[Exercise aim]: Quote every line of the data below as it stands, omitting pictures.

Records drawn from a dataset:
★ ★ ★

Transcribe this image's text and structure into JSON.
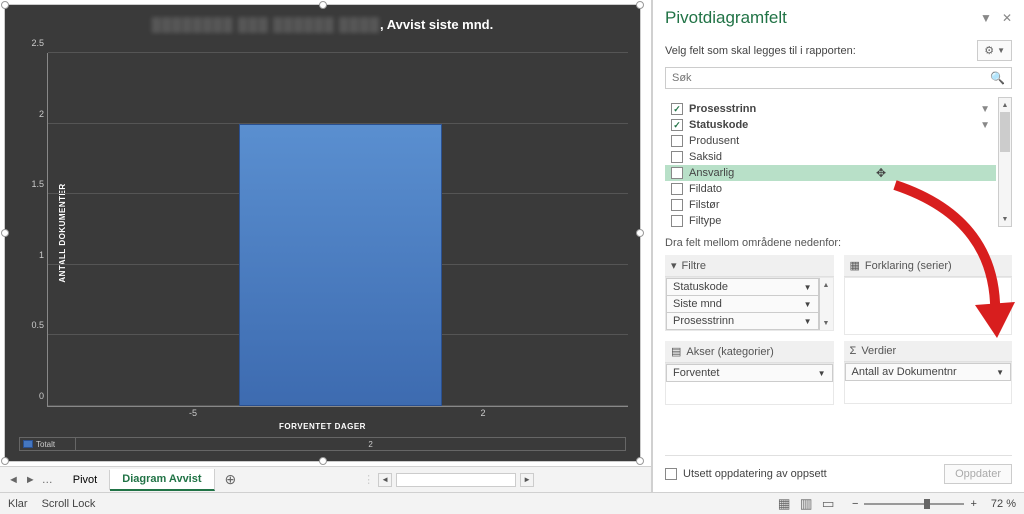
{
  "chart_data": {
    "type": "bar",
    "categories": [
      "-5",
      "2"
    ],
    "values": [
      0,
      2
    ],
    "title": ", Avvist siste mnd.",
    "xlabel": "FORVENTET DAGER",
    "ylabel": "ANTALL DOKUMENTER",
    "ylim": [
      0,
      2.5
    ],
    "yticks": [
      0,
      0.5,
      1,
      1.5,
      2,
      2.5
    ],
    "legend": {
      "label": "Totalt",
      "value": "2"
    }
  },
  "tabs": {
    "items": [
      "Pivot",
      "Diagram Avvist"
    ],
    "ellipsis": "…",
    "active": 1
  },
  "status": {
    "ready": "Klar",
    "scroll": "Scroll Lock",
    "zoom": "72 %",
    "minus": "−",
    "plus": "+"
  },
  "panel": {
    "title": "Pivotdiagramfelt",
    "subtitle": "Velg felt som skal legges til i rapporten:",
    "search_placeholder": "Søk",
    "fields": [
      {
        "label": "Prosesstrinn",
        "checked": true,
        "bold": true,
        "filter": true
      },
      {
        "label": "Statuskode",
        "checked": true,
        "bold": true,
        "filter": true
      },
      {
        "label": "Produsent",
        "checked": false
      },
      {
        "label": "Saksid",
        "checked": false
      },
      {
        "label": "Ansvarlig",
        "checked": false,
        "highlight": true
      },
      {
        "label": "Fildato",
        "checked": false
      },
      {
        "label": "Filstør",
        "checked": false
      },
      {
        "label": "Filtype",
        "checked": false
      }
    ],
    "areas_label": "Dra felt mellom områdene nedenfor:",
    "area_filters": "Filtre",
    "area_legend": "Forklaring (serier)",
    "area_axes": "Akser (kategorier)",
    "area_values": "Verdier",
    "filter_items": [
      "Statuskode",
      "Siste mnd",
      "Prosesstrinn"
    ],
    "axes_items": [
      "Forventet"
    ],
    "values_items": [
      "Antall av Dokumentnr"
    ],
    "defer": "Utsett oppdatering av oppsett",
    "update": "Oppdater"
  }
}
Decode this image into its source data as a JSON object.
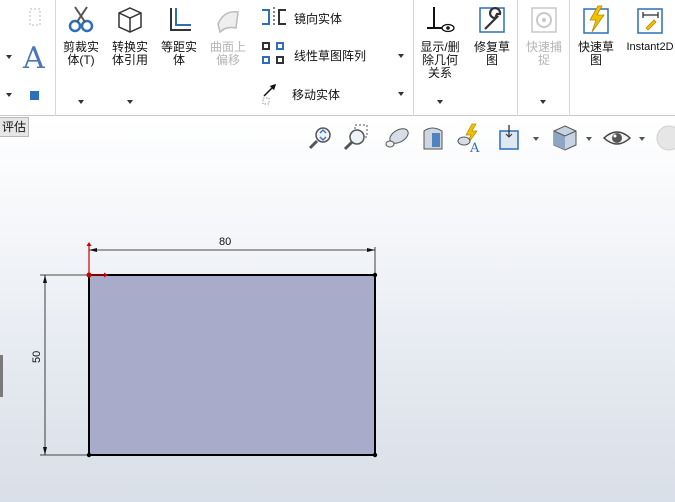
{
  "ribbon": {
    "trim_entities": "剪裁实\n体(T)",
    "convert_entities": "转换实\n体引用",
    "offset_entities": "等距实\n体",
    "offset_on_surface": "曲面上\n偏移",
    "mirror_entities": "镜向实体",
    "linear_pattern": "线性草图阵列",
    "move_entities": "移动实体",
    "display_delete_relations": "显示/删\n除几何\n关系",
    "repair_sketch": "修复草\n图",
    "quick_snaps": "快速捕\n捉",
    "rapid_sketch": "快速草\n图",
    "instant2d": "Instant2D"
  },
  "tab": {
    "label": "评估"
  },
  "sketch": {
    "width_dimension": "80",
    "height_dimension": "50",
    "rect_fill": "#a9abcb",
    "dimension_color": "#111111",
    "origin_color": "#cc0000"
  },
  "colors": {
    "accent_blue": "#2d6fb8",
    "disabled_gray": "#b5b5b5"
  }
}
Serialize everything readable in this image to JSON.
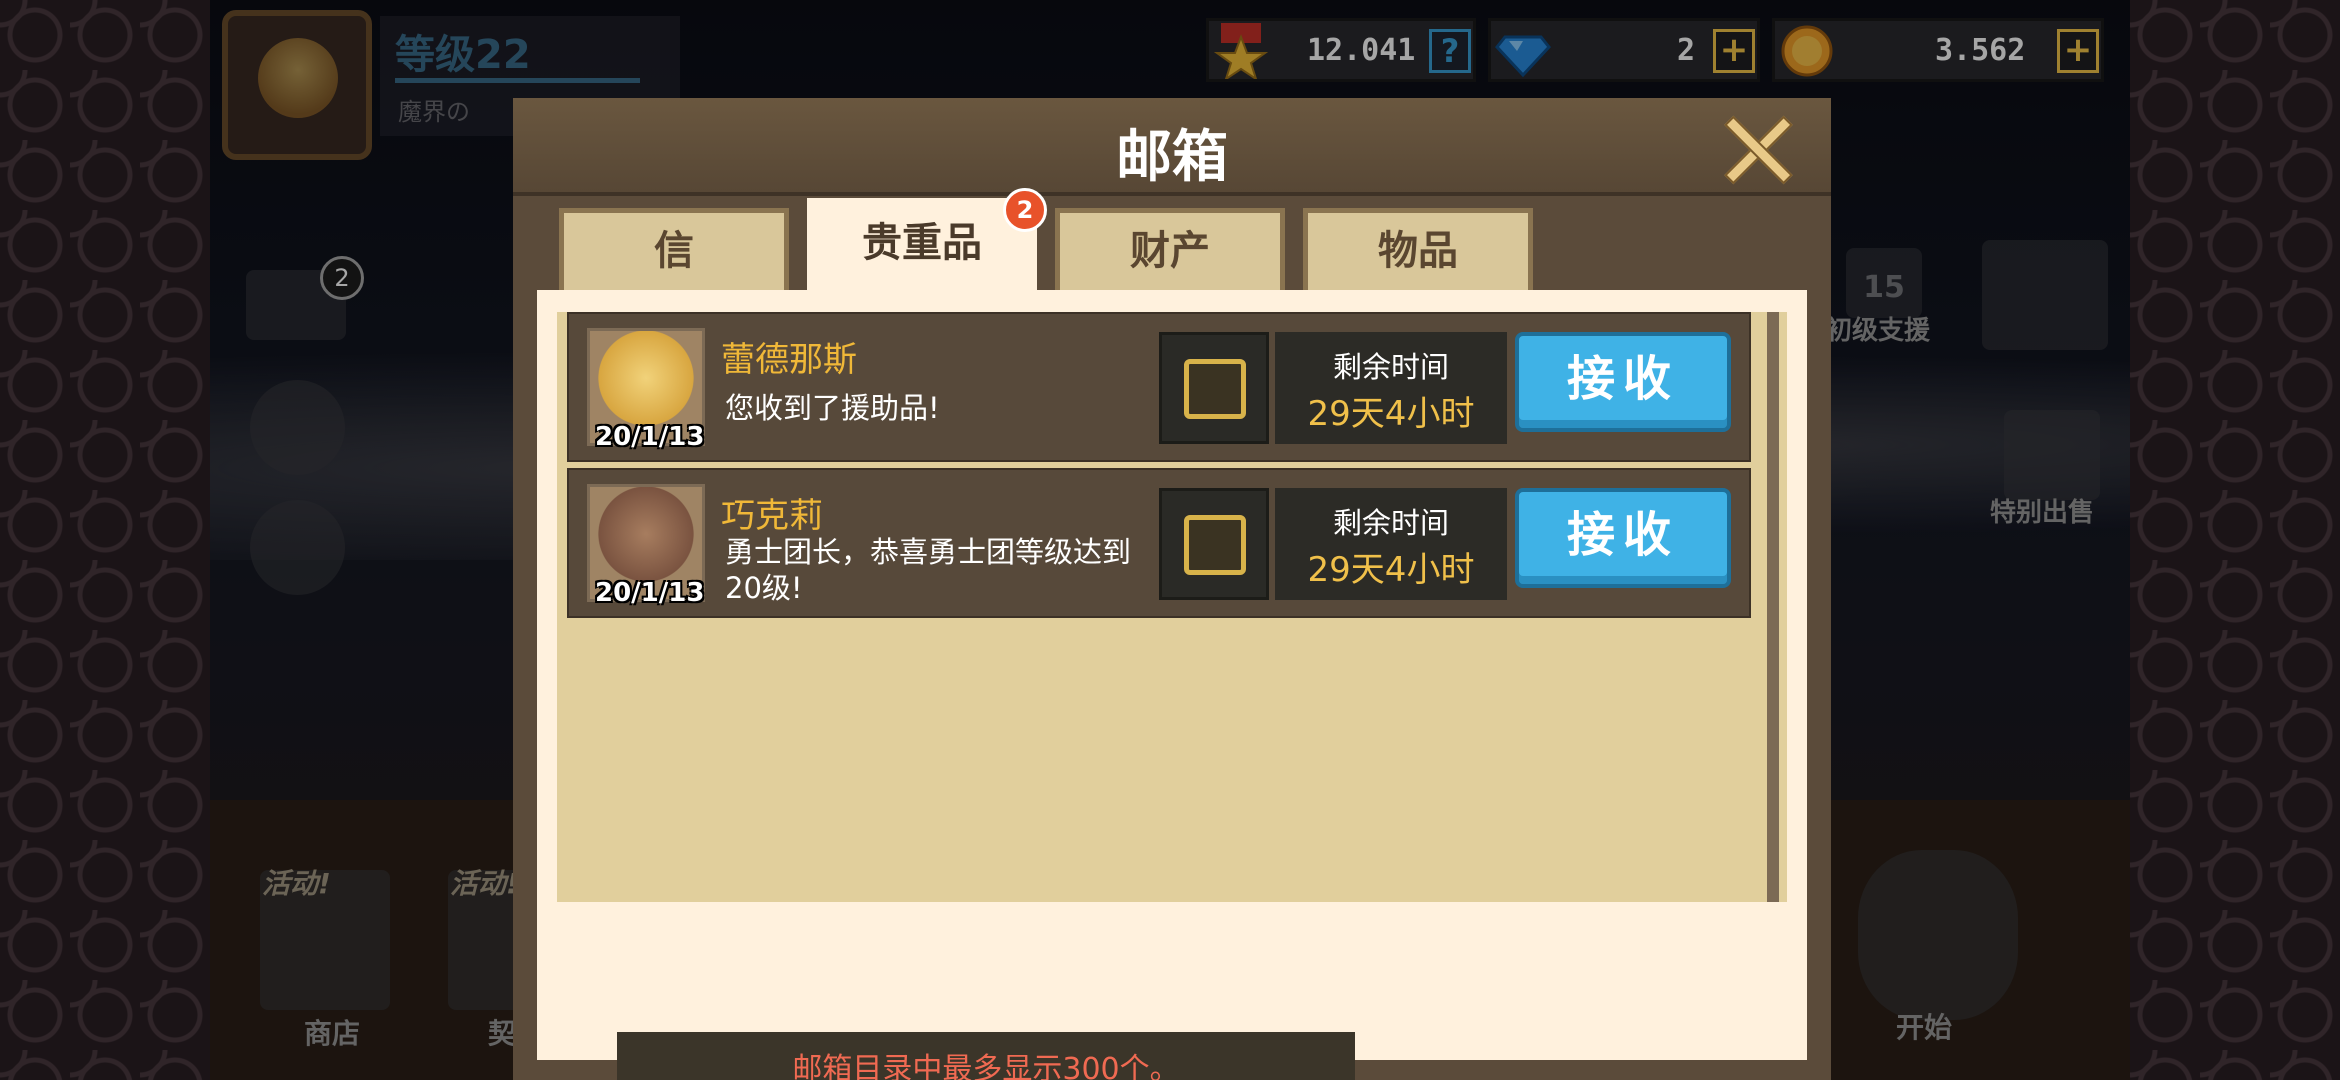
{
  "profile": {
    "level": "等级22",
    "world": "魔界の"
  },
  "currency": {
    "stamina": "12.041",
    "gems": "2",
    "gold": "3.562",
    "help_symbol": "?",
    "plus_symbol": "+"
  },
  "side": {
    "mail_badge": "2",
    "daily_support_day": "15",
    "daily_support_label": "初级支援",
    "special_sale_label": "特别出售",
    "shop_label": "商店",
    "contract_label": "契约",
    "start_label": "开始",
    "event_label_1": "活动!",
    "event_label_2": "活动!"
  },
  "modal": {
    "title": "邮箱",
    "tabs": [
      {
        "label": "信"
      },
      {
        "label": "贵重品",
        "badge": "2"
      },
      {
        "label": "财产"
      },
      {
        "label": "物品"
      }
    ],
    "mails": [
      {
        "sender": "蕾德那斯",
        "date": "20/1/13",
        "message": "您收到了援助品!",
        "time_label": "剩余时间",
        "time_value": "29天4小时",
        "button": "接收"
      },
      {
        "sender": "巧克莉",
        "date": "20/1/13",
        "message": "勇士团长，恭喜勇士团等级达到20级!",
        "time_label": "剩余时间",
        "time_value": "29天4小时",
        "button": "接收"
      }
    ],
    "notice": "邮箱目录中最多显示300个。"
  },
  "colors": {
    "accent_blue": "#3fb2e6",
    "gold_text": "#f0b838",
    "notice_red": "#f06a52",
    "badge_red": "#e8522a"
  }
}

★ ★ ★

[Answer space]:
Transcribe this image's text and structure into JSON.
{
  "chart_data": {
    "type": "bar",
    "categories": [
      "-5",
      "2"
    ],
    "values": [
      0,
      2
    ],
    "title": ", Avvist siste mnd.",
    "xlabel": "FORVENTET DAGER",
    "ylabel": "ANTALL DOKUMENTER",
    "ylim": [
      0,
      2.5
    ],
    "yticks": [
      0,
      0.5,
      1,
      1.5,
      2,
      2.5
    ],
    "legend": {
      "label": "Totalt",
      "value": "2"
    }
  },
  "tabs": {
    "items": [
      "Pivot",
      "Diagram Avvist"
    ],
    "ellipsis": "…",
    "active": 1
  },
  "status": {
    "ready": "Klar",
    "scroll": "Scroll Lock",
    "zoom": "72 %",
    "minus": "−",
    "plus": "+"
  },
  "panel": {
    "title": "Pivotdiagramfelt",
    "subtitle": "Velg felt som skal legges til i rapporten:",
    "search_placeholder": "Søk",
    "fields": [
      {
        "label": "Prosesstrinn",
        "checked": true,
        "bold": true,
        "filter": true
      },
      {
        "label": "Statuskode",
        "checked": true,
        "bold": true,
        "filter": true
      },
      {
        "label": "Produsent",
        "checked": false
      },
      {
        "label": "Saksid",
        "checked": false
      },
      {
        "label": "Ansvarlig",
        "checked": false,
        "highlight": true
      },
      {
        "label": "Fildato",
        "checked": false
      },
      {
        "label": "Filstør",
        "checked": false
      },
      {
        "label": "Filtype",
        "checked": false
      }
    ],
    "areas_label": "Dra felt mellom områdene nedenfor:",
    "area_filters": "Filtre",
    "area_legend": "Forklaring (serier)",
    "area_axes": "Akser (kategorier)",
    "area_values": "Verdier",
    "filter_items": [
      "Statuskode",
      "Siste mnd",
      "Prosesstrinn"
    ],
    "axes_items": [
      "Forventet"
    ],
    "values_items": [
      "Antall av Dokumentnr"
    ],
    "defer": "Utsett oppdatering av oppsett",
    "update": "Oppdater"
  }
}
Decode this image into its source data as a JSON object.
{
  "ribbon": {
    "trim_entities": "剪裁实\n体(T)",
    "convert_entities": "转换实\n体引用",
    "offset_entities": "等距实\n体",
    "offset_on_surface": "曲面上\n偏移",
    "mirror_entities": "镜向实体",
    "linear_pattern": "线性草图阵列",
    "move_entities": "移动实体",
    "display_delete_relations": "显示/删\n除几何\n关系",
    "repair_sketch": "修复草\n图",
    "quick_snaps": "快速捕\n捉",
    "rapid_sketch": "快速草\n图",
    "instant2d": "Instant2D"
  },
  "tab": {
    "label": "评估"
  },
  "sketch": {
    "width_dimension": "80",
    "height_dimension": "50",
    "rect_fill": "#a9abcb",
    "dimension_color": "#111111",
    "origin_color": "#cc0000"
  },
  "colors": {
    "accent_blue": "#2d6fb8",
    "disabled_gray": "#b5b5b5"
  }
}
Serialize everything readable in this image to JSON.
{
  "profile": {
    "level": "等级22",
    "world": "魔界の"
  },
  "currency": {
    "stamina": "12.041",
    "gems": "2",
    "gold": "3.562",
    "help_symbol": "?",
    "plus_symbol": "+"
  },
  "side": {
    "mail_badge": "2",
    "daily_support_day": "15",
    "daily_support_label": "初级支援",
    "special_sale_label": "特别出售",
    "shop_label": "商店",
    "contract_label": "契约",
    "start_label": "开始",
    "event_label_1": "活动!",
    "event_label_2": "活动!"
  },
  "modal": {
    "title": "邮箱",
    "tabs": [
      {
        "label": "信"
      },
      {
        "label": "贵重品",
        "badge": "2"
      },
      {
        "label": "财产"
      },
      {
        "label": "物品"
      }
    ],
    "mails": [
      {
        "sender": "蕾德那斯",
        "date": "20/1/13",
        "message": "您收到了援助品!",
        "time_label": "剩余时间",
        "time_value": "29天4小时",
        "button": "接收"
      },
      {
        "sender": "巧克莉",
        "date": "20/1/13",
        "message": "勇士团长，恭喜勇士团等级达到20级!",
        "time_label": "剩余时间",
        "time_value": "29天4小时",
        "button": "接收"
      }
    ],
    "notice": "邮箱目录中最多显示300个。"
  },
  "colors": {
    "accent_blue": "#3fb2e6",
    "gold_text": "#f0b838",
    "notice_red": "#f06a52",
    "badge_red": "#e8522a"
  }
}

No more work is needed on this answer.